   [Dobb96b]  Dobbertin, H., "The Status of MD5 After a Recent Attack",
              CryptoBytes", 1996.

   [I-D.ietf-karp-design-guide]
              Lebovitz, G. and M. Bhatia, "Keying and Authentication for
              Routing Protocols (KARP) Design Guidelines", draft-ietf-
              karp-design-guide-10 (work in progress), December 2011.

   [MD5-attack]
              Wang, X., Feng, D., Lai, X., and H. Yu, "Collisions for
              Hash Functions MD4, MD5, HAVAL-128 and RIPEMD", August
              2004.

   [NIST-HMAC-SHA]
              National Institute of Standards and Technology, Available
              online at http://csrc.nist.gov/groups/ST/hash/policy.html,
              "NIST's Policy on Hash Functions", 2006.

   [RFC1321]  Rivest, R., "The MD5 Message-Digest Algorithm", RFC 1321,
              April 1992.

   [RFC2104]  Krawczyk, H., Bellare, M., and R. Canetti, "HMAC: Keyed-
              Hashing for Message Authentication", RFC 2104, February
              1997.

   [RFC4086]  Eastlake, D., Schiller, J., and S. Crocker, "Randomness
              Requirements for Security", BCP 106, RFC 4086, June 2005.

   [RFC4822]  Atkinson, R. and M. Fanto, "RIPv2 Cryptographic
              Authentication", RFC 4822, February 2007.

   [RFC5310]  Bhatia, M., Manral, V., Li, T., Atkinson, R., White, R.,
              and M. Fanto, "IS-IS Generic Cryptographic
              Authentication", RFC 5310, February 2009.

   [RFC5709]  Bhatia, M., Manral, V., Fanto, M., White, R., Barnes, M.,
              Li, T., and R. Atkinson, "OSPFv2 HMAC-SHA Cryptographic
              Authentication", RFC 5709, October 2009.

   [RFC5880]  Katz, D. and D. Ward, "Bidirectional Forwarding Detection
              (BFD)", RFC 5880, June 2010.

   [RFC6234]  Eastlake, D. and T. Hansen, "US Secure Hash Algorithms
              (SHA and SHA-based HMAC and HKDF)", RFC 6234, May 2011.

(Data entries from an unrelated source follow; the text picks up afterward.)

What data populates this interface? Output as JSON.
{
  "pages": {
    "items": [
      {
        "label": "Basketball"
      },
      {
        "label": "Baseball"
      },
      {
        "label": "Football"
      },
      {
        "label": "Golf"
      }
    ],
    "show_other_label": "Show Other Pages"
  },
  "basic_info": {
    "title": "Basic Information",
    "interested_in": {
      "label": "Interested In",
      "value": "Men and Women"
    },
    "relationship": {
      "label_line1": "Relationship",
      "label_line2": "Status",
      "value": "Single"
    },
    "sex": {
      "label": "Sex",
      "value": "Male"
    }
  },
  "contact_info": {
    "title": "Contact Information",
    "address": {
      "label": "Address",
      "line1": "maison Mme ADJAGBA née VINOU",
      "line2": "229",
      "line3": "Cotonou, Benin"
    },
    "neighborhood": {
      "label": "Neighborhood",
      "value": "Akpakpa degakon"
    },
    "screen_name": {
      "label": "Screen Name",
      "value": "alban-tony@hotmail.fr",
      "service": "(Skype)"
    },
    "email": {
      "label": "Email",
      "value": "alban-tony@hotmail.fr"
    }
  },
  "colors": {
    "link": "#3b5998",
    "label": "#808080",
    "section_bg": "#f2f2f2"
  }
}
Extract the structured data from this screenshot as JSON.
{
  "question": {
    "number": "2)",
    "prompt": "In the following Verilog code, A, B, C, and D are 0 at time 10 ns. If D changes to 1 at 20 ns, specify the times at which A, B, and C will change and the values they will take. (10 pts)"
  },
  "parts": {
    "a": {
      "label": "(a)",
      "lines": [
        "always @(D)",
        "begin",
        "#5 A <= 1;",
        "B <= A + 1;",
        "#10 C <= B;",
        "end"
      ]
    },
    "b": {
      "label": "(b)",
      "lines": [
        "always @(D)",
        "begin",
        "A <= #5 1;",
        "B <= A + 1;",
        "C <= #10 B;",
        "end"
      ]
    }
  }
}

   [SHA-1-attack1]
              Wang, X., Yin, Y., and H. Yu, "Finding Collisions in the
              Full SHA-1", 2005.

   [SHA-1-attack2]
              Wang, X., Yao, A., and F. Yao, "New Collision Search for
              SHA-1", 2005.

Authors' Addresses

   Dacheng Zhang
   Huawei
   Beijing
   China

   Email: zhangdacheng@huawei.com

   Manav Bhatia
   Alcatel-Lucent
   Bangalore  560045
   India

   Email: manav.bhatia@alcatel-lucent.com

   Vishwas Manral
   Hewlett-Packard Co.
   19111 Pruneridge Ave.
   Cupertino, CA  95014
   USA

   Email: vishwas.manral@hp.com